=== Section Start ===
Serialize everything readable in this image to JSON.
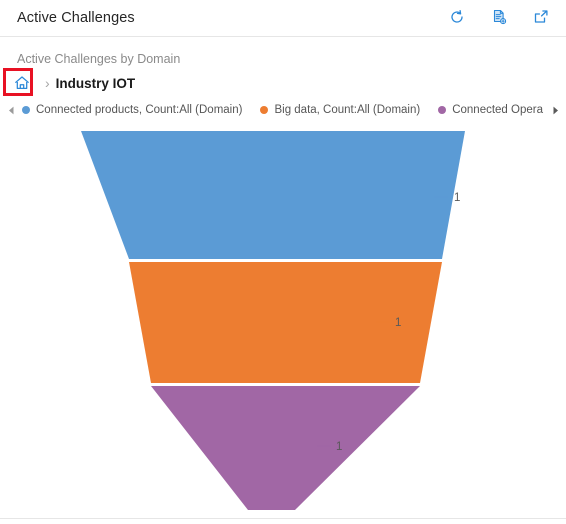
{
  "header": {
    "title": "Active Challenges",
    "actions": [
      {
        "name": "refresh-icon",
        "label": "Refresh"
      },
      {
        "name": "export-icon",
        "label": "Export"
      },
      {
        "name": "popout-icon",
        "label": "Open in new window"
      }
    ]
  },
  "chart_subtitle": "Active Challenges by Domain",
  "breadcrumb": {
    "home_label": "Home",
    "separator": "›",
    "current": "Industry IOT",
    "highlight_color": "#e81123"
  },
  "legend": {
    "prev_label": "◀",
    "next_label": "▶",
    "items": [
      {
        "label": "Connected products, Count:All (Domain)",
        "color": "#5b9bd5"
      },
      {
        "label": "Big data, Count:All (Domain)",
        "color": "#ed7d31"
      },
      {
        "label": "Connected Opera",
        "color": "#a167a5"
      }
    ]
  },
  "chart_data": {
    "type": "funnel",
    "title": "Active Challenges by Domain",
    "xlabel": "",
    "ylabel": "Count:All",
    "categories": [
      "Connected products, Count:All (Domain)",
      "Big data, Count:All (Domain)",
      "Connected Opera"
    ],
    "values": [
      1,
      1,
      1
    ],
    "labels": [
      "1",
      "1",
      "1"
    ],
    "colors": [
      "#5b9bd5",
      "#ed7d31",
      "#a167a5"
    ],
    "legend_position": "top",
    "grid": false
  }
}
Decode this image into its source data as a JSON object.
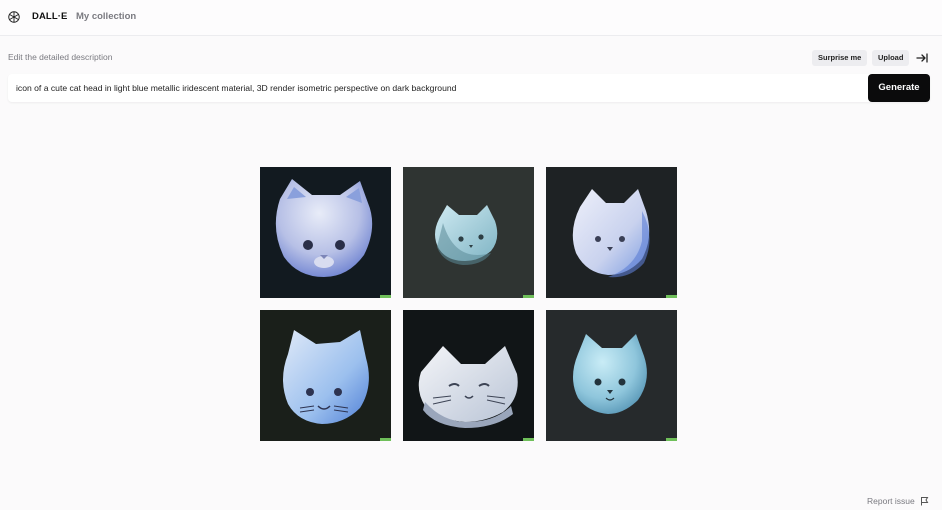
{
  "app": {
    "brand": "DALL·E",
    "nav_collection": "My collection"
  },
  "editor": {
    "description_label": "Edit the detailed description",
    "surprise_label": "Surprise me",
    "upload_label": "Upload",
    "prompt_value": "icon of a cute cat head in light blue metallic iridescent material, 3D render isometric perspective on dark background",
    "generate_label": "Generate"
  },
  "results": {
    "images": [
      {
        "alt": "cat head render 1"
      },
      {
        "alt": "cat head render 2"
      },
      {
        "alt": "cat head render 3"
      },
      {
        "alt": "cat head render 4"
      },
      {
        "alt": "cat head render 5"
      },
      {
        "alt": "cat head render 6"
      }
    ]
  },
  "footer": {
    "report_label": "Report issue"
  },
  "colors": {
    "accent_black": "#0b0b0c",
    "cat_blue": "#a8c8ea",
    "signature_green": "#6fbf5a"
  },
  "icons": {
    "logo": "openai-logo-icon",
    "collapse": "arrow-collapse-icon",
    "flag": "flag-icon"
  }
}
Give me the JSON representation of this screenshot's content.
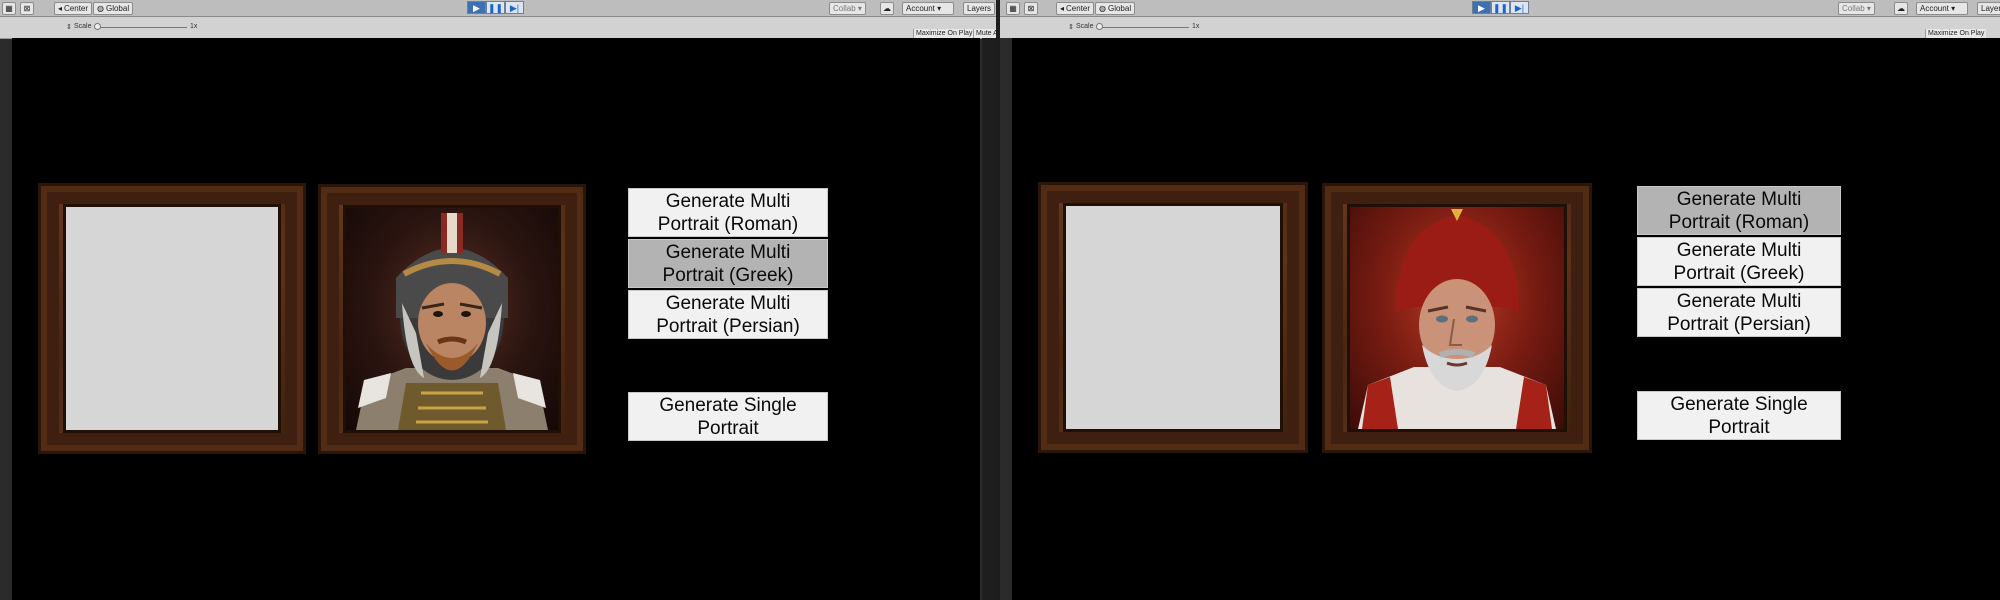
{
  "editor": {
    "toolbar": {
      "pivot_label": "Center",
      "space_label": "Global",
      "collab_label": "Collab ▾",
      "account_label": "Account ▾",
      "layers_label": "Layers"
    },
    "game_view": {
      "scale_label": "Scale",
      "scale_value": "1x",
      "maximize_label": "Maximize On Play",
      "mute_label": "Mute A"
    }
  },
  "panes": [
    {
      "selected_button": "greek",
      "portrait_subject": "roman-soldier-helmet",
      "buttons": {
        "roman": "Generate Multi Portrait (Roman)",
        "greek": "Generate Multi Portrait (Greek)",
        "persian": "Generate Multi Portrait (Persian)",
        "single": "Generate Single Portrait"
      }
    },
    {
      "selected_button": "roman",
      "portrait_subject": "red-capped-bearded-man",
      "buttons": {
        "roman": "Generate Multi Portrait (Roman)",
        "greek": "Generate Multi Portrait (Greek)",
        "persian": "Generate Multi Portrait (Persian)",
        "single": "Generate Single Portrait"
      }
    }
  ],
  "colors": {
    "game_background": "#000000",
    "button_background": "#f1f1f1",
    "button_selected": "#b3b3b3",
    "blank_canvas": "#d6d6d6",
    "frame_wood": "#4a2712"
  }
}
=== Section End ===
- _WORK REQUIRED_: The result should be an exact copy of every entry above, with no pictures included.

- _OUTPUT_:
Serialize everything readable in this image to JSON.
{
  "header": {
    "title": "Active Challenges",
    "actions": [
      {
        "name": "refresh-icon",
        "label": "Refresh"
      },
      {
        "name": "export-icon",
        "label": "Export"
      },
      {
        "name": "popout-icon",
        "label": "Open in new window"
      }
    ]
  },
  "chart_subtitle": "Active Challenges by Domain",
  "breadcrumb": {
    "home_label": "Home",
    "separator": "›",
    "current": "Industry IOT",
    "highlight_color": "#e81123"
  },
  "legend": {
    "prev_label": "◀",
    "next_label": "▶",
    "items": [
      {
        "label": "Connected products, Count:All (Domain)",
        "color": "#5b9bd5"
      },
      {
        "label": "Big data, Count:All (Domain)",
        "color": "#ed7d31"
      },
      {
        "label": "Connected Opera",
        "color": "#a167a5"
      }
    ]
  },
  "chart_data": {
    "type": "funnel",
    "title": "Active Challenges by Domain",
    "xlabel": "",
    "ylabel": "Count:All",
    "categories": [
      "Connected products, Count:All (Domain)",
      "Big data, Count:All (Domain)",
      "Connected Opera"
    ],
    "values": [
      1,
      1,
      1
    ],
    "labels": [
      "1",
      "1",
      "1"
    ],
    "colors": [
      "#5b9bd5",
      "#ed7d31",
      "#a167a5"
    ],
    "legend_position": "top",
    "grid": false
  }
}
Decode this image into its source data as a JSON object.
{
  "app": {
    "brand": "DALL·E",
    "nav_collection": "My collection"
  },
  "editor": {
    "description_label": "Edit the detailed description",
    "surprise_label": "Surprise me",
    "upload_label": "Upload",
    "prompt_value": "icon of a cute cat head in light blue metallic iridescent material, 3D render isometric perspective on dark background",
    "generate_label": "Generate"
  },
  "results": {
    "images": [
      {
        "alt": "cat head render 1"
      },
      {
        "alt": "cat head render 2"
      },
      {
        "alt": "cat head render 3"
      },
      {
        "alt": "cat head render 4"
      },
      {
        "alt": "cat head render 5"
      },
      {
        "alt": "cat head render 6"
      }
    ]
  },
  "footer": {
    "report_label": "Report issue"
  },
  "colors": {
    "accent_black": "#0b0b0c",
    "cat_blue": "#a8c8ea",
    "signature_green": "#6fbf5a"
  },
  "icons": {
    "logo": "openai-logo-icon",
    "collapse": "arrow-collapse-icon",
    "flag": "flag-icon"
  }
}
Give me the JSON representation of this screenshot's content.
{
  "editor": {
    "toolbar": {
      "pivot_label": "Center",
      "space_label": "Global",
      "collab_label": "Collab ▾",
      "account_label": "Account ▾",
      "layers_label": "Layers"
    },
    "game_view": {
      "scale_label": "Scale",
      "scale_value": "1x",
      "maximize_label": "Maximize On Play",
      "mute_label": "Mute A"
    }
  },
  "panes": [
    {
      "selected_button": "greek",
      "portrait_subject": "roman-soldier-helmet",
      "buttons": {
        "roman": "Generate Multi Portrait (Roman)",
        "greek": "Generate Multi Portrait (Greek)",
        "persian": "Generate Multi Portrait (Persian)",
        "single": "Generate Single Portrait"
      }
    },
    {
      "selected_button": "roman",
      "portrait_subject": "red-capped-bearded-man",
      "buttons": {
        "roman": "Generate Multi Portrait (Roman)",
        "greek": "Generate Multi Portrait (Greek)",
        "persian": "Generate Multi Portrait (Persian)",
        "single": "Generate Single Portrait"
      }
    }
  ],
  "colors": {
    "game_background": "#000000",
    "button_background": "#f1f1f1",
    "button_selected": "#b3b3b3",
    "blank_canvas": "#d6d6d6",
    "frame_wood": "#4a2712"
  }
}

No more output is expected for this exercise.